With all reclining seats now in brightly lit and often noisy public areas, free earplugs and sleeping masks would be a kind gesture.
Give everyone the chance to travel by extending discounts to the unemployed/low-waged. (A low season return journey with shower use and basic food/drink costs a young Shetlander on Jobseeker’s Allowance considerably more than the weekly benefit of £56.25.)
Please don’t deprive your passengers of much-needed beds. Suspend exclusive cabin use during busy seasons.
While Magnus’ Lounge might enhance the business class visitor experience, it does the opposite for the lifeline user. Voyagers have always mingled free of charge and like to continue doing so.

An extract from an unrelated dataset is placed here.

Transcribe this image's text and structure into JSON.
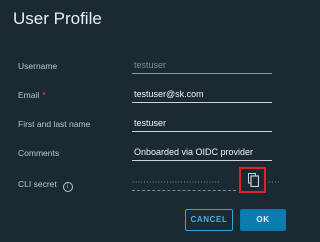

Those hip-bruising human deterrents could easily be replaced by friendly signage, asking passengers not to stretch out during busy times. After all, every ferry in the world allows folk to “camp out”, which not only makes for a comfortable night, but greatly adds to the sense of fun and adventure.
During 37 years and over 150 sea voyages, I’ve seen many a change.
Totting up the pros and cons of the Serco refit, I’m sorry to say the latter heavily outweigh the former.
Become a supporter of Shetland News
Shetland News is asking its many readers to consider start paying for their dose of the latest local news delivered straight to their PC, tablet or mobile phone.
Journalism comes at a price and because that price is not being paid in today’s rapidly changing media world, most publishers - national and local - struggle financially despite very healthy audience figures.
Most online publishers have started charging for access to their websites, others have chosen a different route. Shetland News currently has over 350 supporters who are all making small voluntary financial contributions. All funds go towards covering our cost and improving the service further.
Your contribution will ensure Shetland News can: -
- Bring you the headlines as they happen;
- Stay editorially independent;
- Give a voice to the community;
- Grow site traffic further;
- Research and publish more in-depth news, including more Shetland Lives features.
If you appreciate what we do and feel strongly about impartial local journalism, then please become a supporter of Shetland News by either making a single payment or by monthly subscription.
Support us from as little as £3 per month – it only takes a minute to sign up. Thank you.Support Shetland News